## Work to complete
Recreate the entire listing that appears below, exactly.

## Data
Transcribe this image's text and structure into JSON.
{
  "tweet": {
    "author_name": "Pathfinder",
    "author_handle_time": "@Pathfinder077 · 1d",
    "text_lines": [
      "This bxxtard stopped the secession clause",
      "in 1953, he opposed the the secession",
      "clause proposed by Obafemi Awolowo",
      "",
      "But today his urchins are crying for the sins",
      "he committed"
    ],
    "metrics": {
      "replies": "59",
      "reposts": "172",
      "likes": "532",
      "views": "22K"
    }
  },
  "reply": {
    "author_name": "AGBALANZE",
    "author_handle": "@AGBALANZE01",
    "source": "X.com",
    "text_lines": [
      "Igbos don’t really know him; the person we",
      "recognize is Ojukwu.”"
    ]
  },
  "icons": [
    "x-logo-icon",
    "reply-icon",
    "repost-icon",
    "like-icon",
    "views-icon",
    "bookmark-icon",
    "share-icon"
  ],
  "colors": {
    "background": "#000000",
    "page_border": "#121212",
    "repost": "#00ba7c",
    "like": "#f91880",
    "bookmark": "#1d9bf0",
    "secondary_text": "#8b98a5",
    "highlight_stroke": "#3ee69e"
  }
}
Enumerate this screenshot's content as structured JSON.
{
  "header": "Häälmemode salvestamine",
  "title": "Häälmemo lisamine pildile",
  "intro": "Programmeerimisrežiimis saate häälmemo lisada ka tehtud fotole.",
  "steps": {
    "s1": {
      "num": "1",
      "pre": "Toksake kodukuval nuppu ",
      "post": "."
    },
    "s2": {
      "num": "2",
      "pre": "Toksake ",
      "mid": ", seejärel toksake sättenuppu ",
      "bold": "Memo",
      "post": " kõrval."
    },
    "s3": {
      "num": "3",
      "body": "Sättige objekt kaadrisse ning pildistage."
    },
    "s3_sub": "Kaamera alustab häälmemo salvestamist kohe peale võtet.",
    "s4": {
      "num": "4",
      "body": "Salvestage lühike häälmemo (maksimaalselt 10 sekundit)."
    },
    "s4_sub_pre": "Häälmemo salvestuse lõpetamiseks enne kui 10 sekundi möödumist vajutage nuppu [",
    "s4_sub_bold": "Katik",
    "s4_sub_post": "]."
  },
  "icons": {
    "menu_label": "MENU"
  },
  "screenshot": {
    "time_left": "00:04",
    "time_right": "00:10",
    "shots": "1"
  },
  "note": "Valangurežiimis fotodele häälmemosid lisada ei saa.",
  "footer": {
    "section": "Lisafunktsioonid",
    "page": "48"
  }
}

## Response to the task
Transcribe this image's text and structure into JSON.
{
  "tweet": {
    "author_name": "Pathfinder",
    "author_handle_time": "@Pathfinder077 · 1d",
    "text_lines": [
      "This bxxtard stopped the secession clause",
      "in 1953, he opposed the the secession",
      "clause proposed by Obafemi Awolowo",
      "",
      "But today his urchins are crying for the sins",
      "he committed"
    ],
    "metrics": {
      "replies": "59",
      "reposts": "172",
      "likes": "532",
      "views": "22K"
    }
  },
  "reply": {
    "author_name": "AGBALANZE",
    "author_handle": "@AGBALANZE01",
    "source": "X.com",
    "text_lines": [
      "Igbos don’t really know him; the person we",
      "recognize is Ojukwu.”"
    ]
  },
  "icons": [
    "x-logo-icon",
    "reply-icon",
    "repost-icon",
    "like-icon",
    "views-icon",
    "bookmark-icon",
    "share-icon"
  ],
  "colors": {
    "background": "#000000",
    "page_border": "#121212",
    "repost": "#00ba7c",
    "like": "#f91880",
    "bookmark": "#1d9bf0",
    "secondary_text": "#8b98a5",
    "highlight_stroke": "#3ee69e"
  }
}
Enumerate this screenshot's content as structured JSON.
{
  "header": "Häälmemode salvestamine",
  "title": "Häälmemo lisamine pildile",
  "intro": "Programmeerimisrežiimis saate häälmemo lisada ka tehtud fotole.",
  "steps": {
    "s1": {
      "num": "1",
      "pre": "Toksake kodukuval nuppu ",
      "post": "."
    },
    "s2": {
      "num": "2",
      "pre": "Toksake ",
      "mid": ", seejärel toksake sättenuppu ",
      "bold": "Memo",
      "post": " kõrval."
    },
    "s3": {
      "num": "3",
      "body": "Sättige objekt kaadrisse ning pildistage."
    },
    "s3_sub": "Kaamera alustab häälmemo salvestamist kohe peale võtet.",
    "s4": {
      "num": "4",
      "body": "Salvestage lühike häälmemo (maksimaalselt 10 sekundit)."
    },
    "s4_sub_pre": "Häälmemo salvestuse lõpetamiseks enne kui 10 sekundi möödumist vajutage nuppu [",
    "s4_sub_bold": "Katik",
    "s4_sub_post": "]."
  },
  "icons": {
    "menu_label": "MENU"
  },
  "screenshot": {
    "time_left": "00:04",
    "time_right": "00:10",
    "shots": "1"
  },
  "note": "Valangurežiimis fotodele häälmemosid lisada ei saa.",
  "footer": {
    "section": "Lisafunktsioonid",
    "page": "48"
  }
}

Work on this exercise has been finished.